Task goal: A single number is expected: the count of lines in the records below that contain "arrow".

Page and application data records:
_ _ _ _ _

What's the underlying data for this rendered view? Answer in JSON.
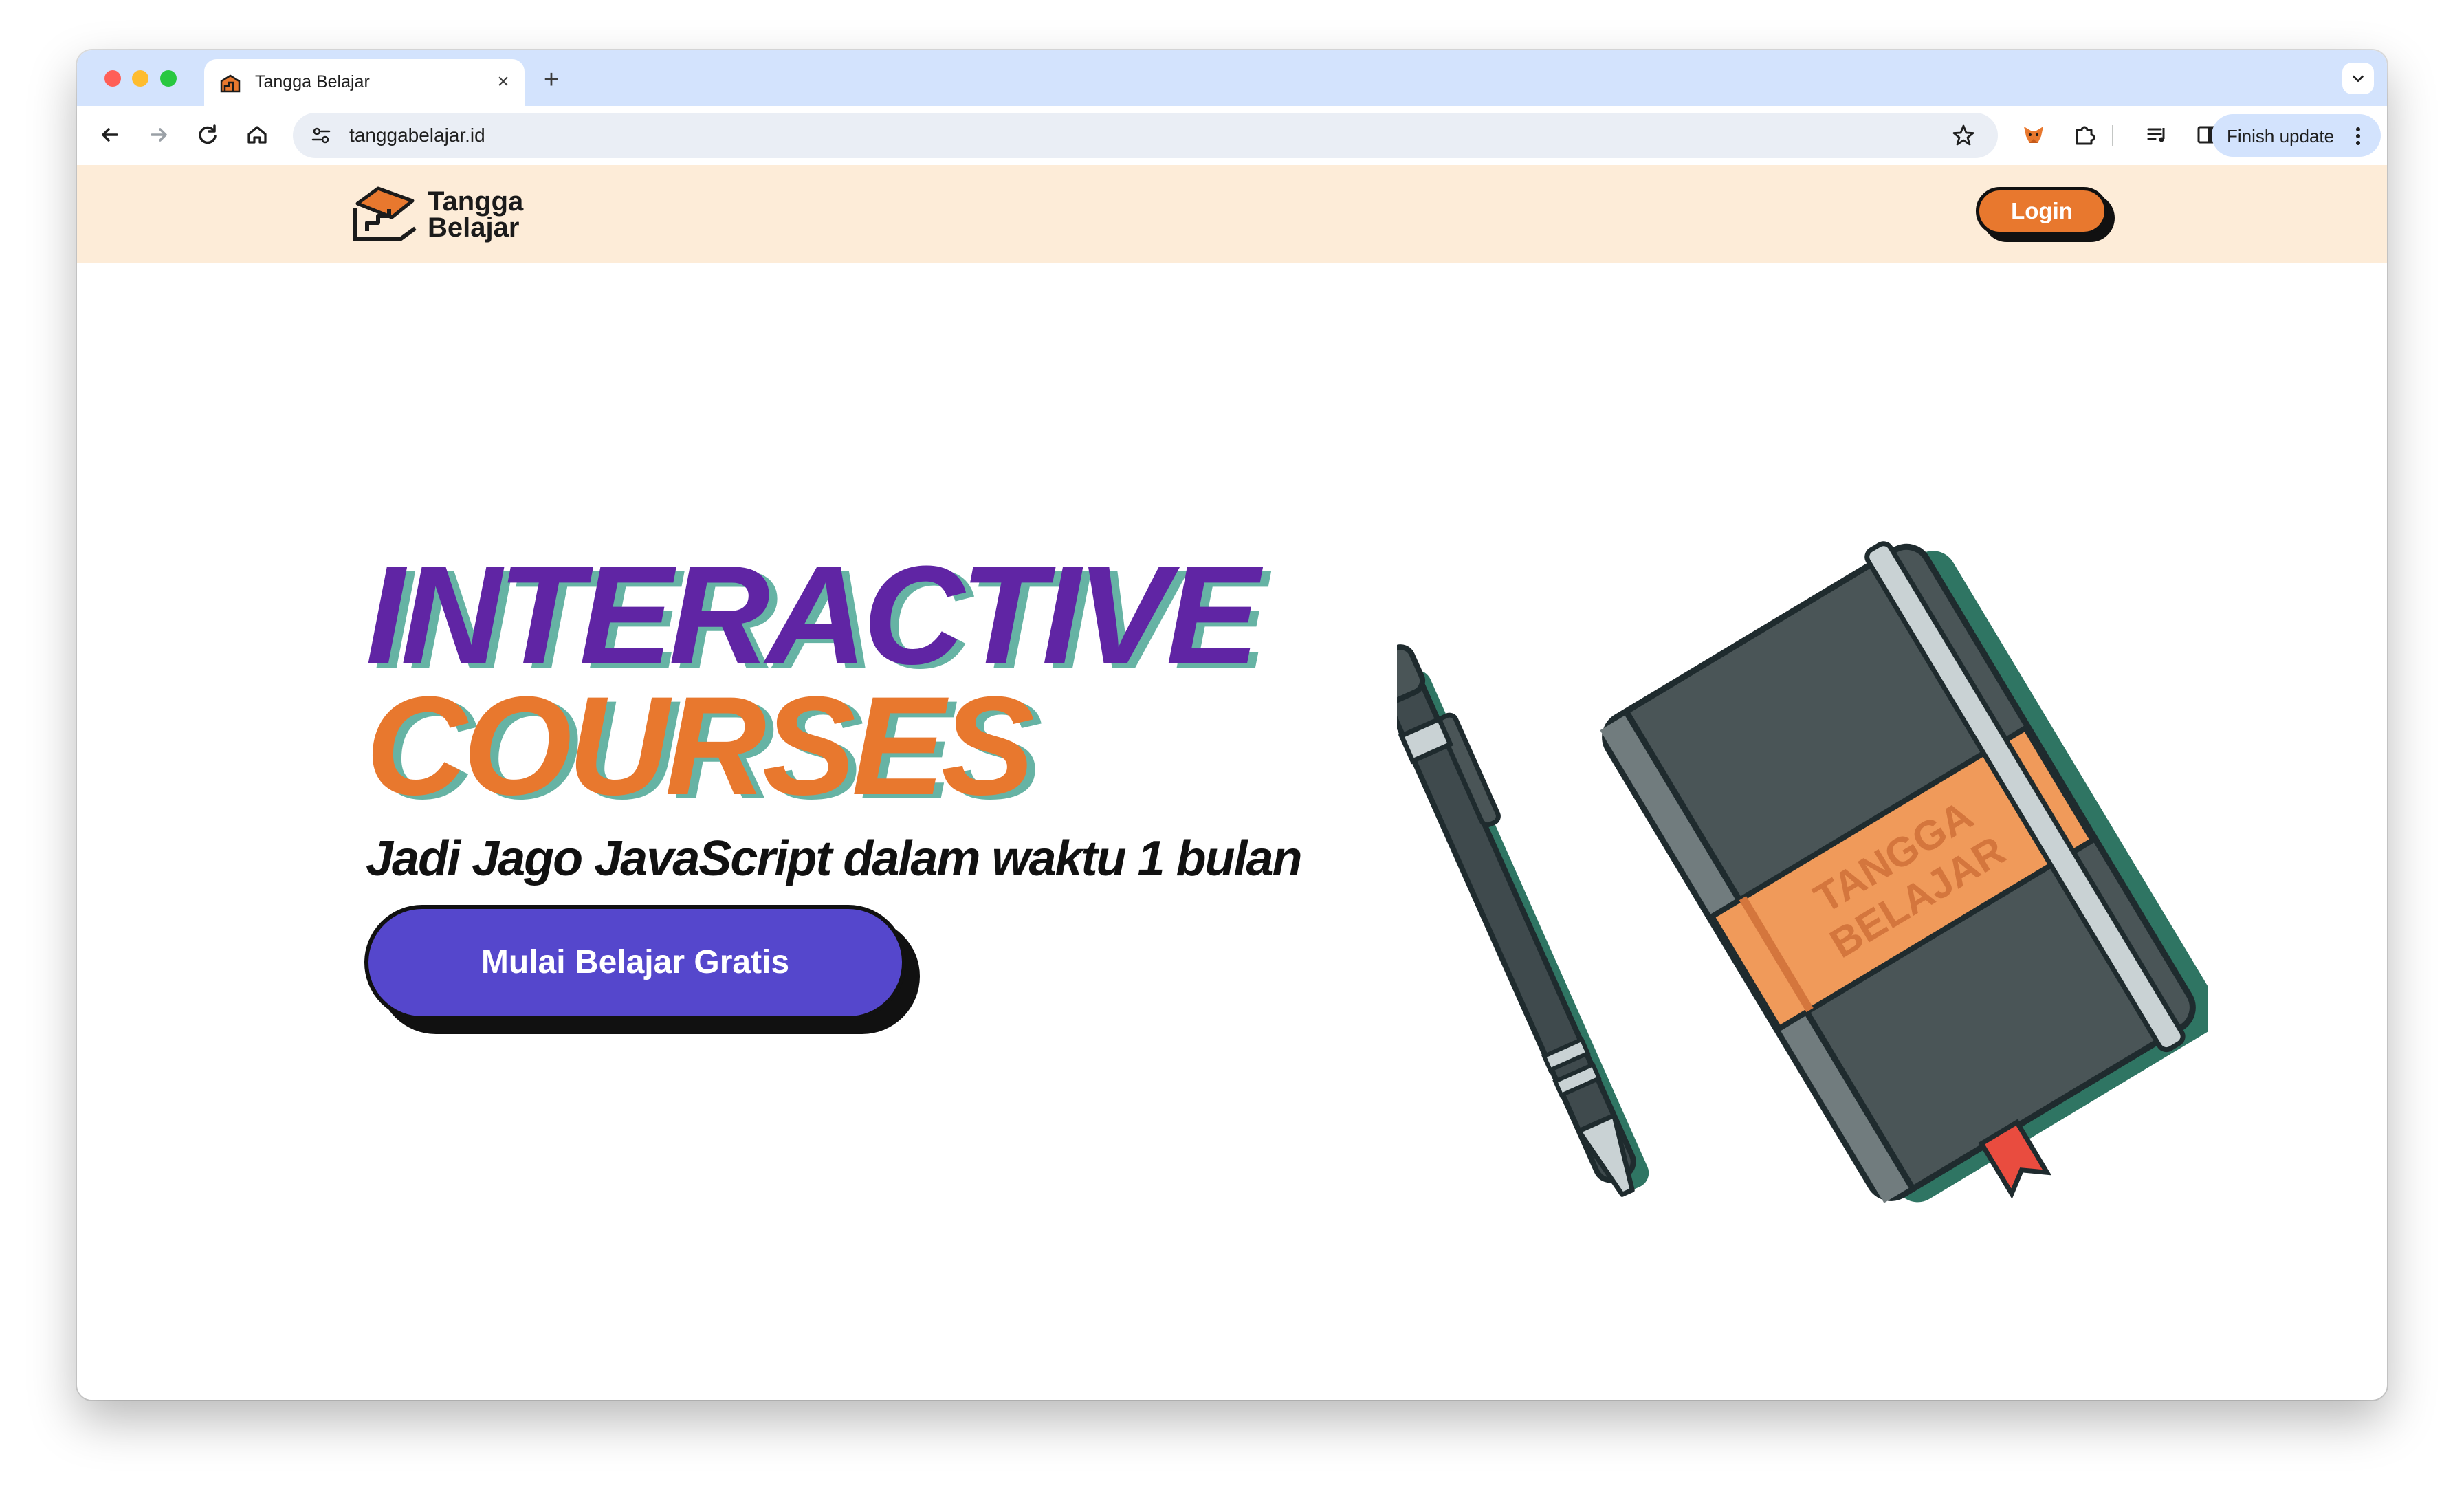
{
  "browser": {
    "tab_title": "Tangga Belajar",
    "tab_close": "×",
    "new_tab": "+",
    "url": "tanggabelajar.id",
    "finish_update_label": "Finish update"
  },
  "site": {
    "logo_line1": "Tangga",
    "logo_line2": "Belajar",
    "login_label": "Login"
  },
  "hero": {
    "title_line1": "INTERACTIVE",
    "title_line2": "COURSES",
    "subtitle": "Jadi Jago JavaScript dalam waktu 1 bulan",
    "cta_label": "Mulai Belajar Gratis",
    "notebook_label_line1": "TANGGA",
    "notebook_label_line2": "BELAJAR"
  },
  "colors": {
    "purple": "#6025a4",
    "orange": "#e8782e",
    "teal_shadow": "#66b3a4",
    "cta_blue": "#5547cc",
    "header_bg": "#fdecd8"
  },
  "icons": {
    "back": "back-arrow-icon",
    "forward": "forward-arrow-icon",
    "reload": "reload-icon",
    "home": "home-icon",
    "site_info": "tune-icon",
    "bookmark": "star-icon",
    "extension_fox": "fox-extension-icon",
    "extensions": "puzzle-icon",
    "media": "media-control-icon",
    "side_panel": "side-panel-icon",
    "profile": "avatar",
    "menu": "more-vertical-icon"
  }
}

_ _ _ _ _

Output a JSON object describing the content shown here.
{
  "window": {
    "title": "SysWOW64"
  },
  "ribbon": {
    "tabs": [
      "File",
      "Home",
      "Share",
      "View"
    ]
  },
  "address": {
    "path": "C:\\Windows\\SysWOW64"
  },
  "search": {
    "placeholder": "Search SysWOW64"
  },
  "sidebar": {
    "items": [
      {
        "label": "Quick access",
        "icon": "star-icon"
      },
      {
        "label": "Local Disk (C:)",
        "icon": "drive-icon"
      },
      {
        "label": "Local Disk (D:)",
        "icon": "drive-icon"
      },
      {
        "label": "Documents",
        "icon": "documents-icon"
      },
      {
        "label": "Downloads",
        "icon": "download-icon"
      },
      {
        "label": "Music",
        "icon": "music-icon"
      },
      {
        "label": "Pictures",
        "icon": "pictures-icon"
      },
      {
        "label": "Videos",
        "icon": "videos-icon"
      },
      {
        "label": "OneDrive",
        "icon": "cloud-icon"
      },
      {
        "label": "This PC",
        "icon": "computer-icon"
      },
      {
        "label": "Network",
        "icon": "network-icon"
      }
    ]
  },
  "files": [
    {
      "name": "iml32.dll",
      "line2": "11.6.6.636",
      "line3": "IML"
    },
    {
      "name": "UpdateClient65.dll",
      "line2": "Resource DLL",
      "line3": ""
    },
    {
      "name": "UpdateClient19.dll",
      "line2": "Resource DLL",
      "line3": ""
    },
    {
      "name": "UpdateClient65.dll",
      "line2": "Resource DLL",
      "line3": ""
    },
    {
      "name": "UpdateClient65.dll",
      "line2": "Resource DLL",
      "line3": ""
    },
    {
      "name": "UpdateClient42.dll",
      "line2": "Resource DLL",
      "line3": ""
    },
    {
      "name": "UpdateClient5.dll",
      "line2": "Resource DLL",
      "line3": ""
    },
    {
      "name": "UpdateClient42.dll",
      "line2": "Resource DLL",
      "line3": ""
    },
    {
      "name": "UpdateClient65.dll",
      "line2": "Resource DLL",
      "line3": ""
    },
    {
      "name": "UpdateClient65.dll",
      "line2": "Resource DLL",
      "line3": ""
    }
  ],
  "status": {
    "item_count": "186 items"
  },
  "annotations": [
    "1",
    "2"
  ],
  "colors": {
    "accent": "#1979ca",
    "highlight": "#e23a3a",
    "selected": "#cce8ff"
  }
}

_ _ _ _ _

Solution to the problem: 2